It’s hard to describe how this felt. I was ‘crushed’, yes, but it was a private hurt, a thing so devastating I didn’t dare seek comfort from anyone on it. It happened at exactly the wrong time. I’d just separated from my husband in the most awful and heartbreaking way a relationship can come to an end; suddenly, inexplicably, shockingly. At the time, I was sleeping on my parents’ living room floor. My cat was traumatised. I was so mad. White-hot mad. The only reason I hadn’t published myself in eBook form a year and a half earlier was because I wanted to see the book on paper. I wanted, at least once, to hold my book in my hands. I withdrew from the relationship with my publisher. I hadn’t been contracted, and my publisher accepted my, rather coldly worded, withdrawal.
It sounds silly now, but I was actually deeply humiliated by the failure of this little book deal. I guess deep down inside, after the first couple of push-backs of the publication date, I was in doubt that the book would be published. The publisher had only put one book out in print before. But friends were introducing me to other people as an ‘up and coming author’ with an ‘international book deal’ and I was too embarrassed to correct them. When the book was laid out fully, I was encouraged, but then we stalled. When I finally got the cancellation email, I sort of knew before I opened it what it was going to say.
HADES found print, finally, with Australia’s largest publishing house, Random House. I did open the box, smell the fresh ink and paper, cut my book out of the plastic and hold it lovingly to my chest. I have an unapologetic affection for books in print. I got to see my first tattered and well-loved copy of HADES the other day in the hands of a man walking down the street, so used to seeing it brand new and sparkling on book shelves in stores.
I am profoundly lucky that my original publisher did not publish HADES.
He stalled me, effectively stopping me from publishing it myself with my doomed publishing deal, and kept the book off the market until the exact moment I arrived in Sydney, where I would find my new boss, who would recommend me to the woman who would become my agent, who would then find me my publisher. I don’t know if you believe in fate, but this example, this crushing, failed opportunity was so perfectly that old door closing so that a window can open, that I had to share it with you.
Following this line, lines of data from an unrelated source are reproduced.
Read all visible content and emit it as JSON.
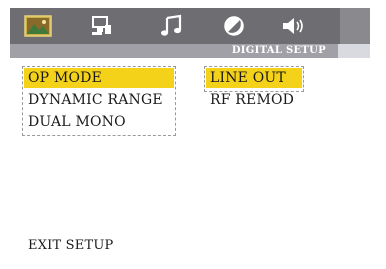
{
  "tabs": [
    {
      "icon": "landscape-picture-icon",
      "active": true
    },
    {
      "icon": "speaker-setup-icon",
      "active": false
    },
    {
      "icon": "music-note-icon",
      "active": false
    },
    {
      "icon": "contrast-circle-icon",
      "active": false
    },
    {
      "icon": "volume-speaker-icon",
      "active": false
    }
  ],
  "header": {
    "title": "DIGITAL SETUP"
  },
  "main_menu": {
    "items": [
      "OP MODE",
      "DYNAMIC RANGE",
      "DUAL MONO"
    ],
    "selected_index": 0
  },
  "sub_menu": {
    "items": [
      "LINE OUT",
      "RF REMOD"
    ],
    "selected_index": 0
  },
  "footer": {
    "exit_label": "EXIT SETUP"
  },
  "colors": {
    "highlight": "#f5d21a",
    "topbar": "#6e6e72",
    "subheader": "#a0a0a6"
  }
}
Rejection is never, never a waste. Don’t despair, and don’t count your chickens. Just keep knocking, keep on knocking, until it’s your time to be let inside.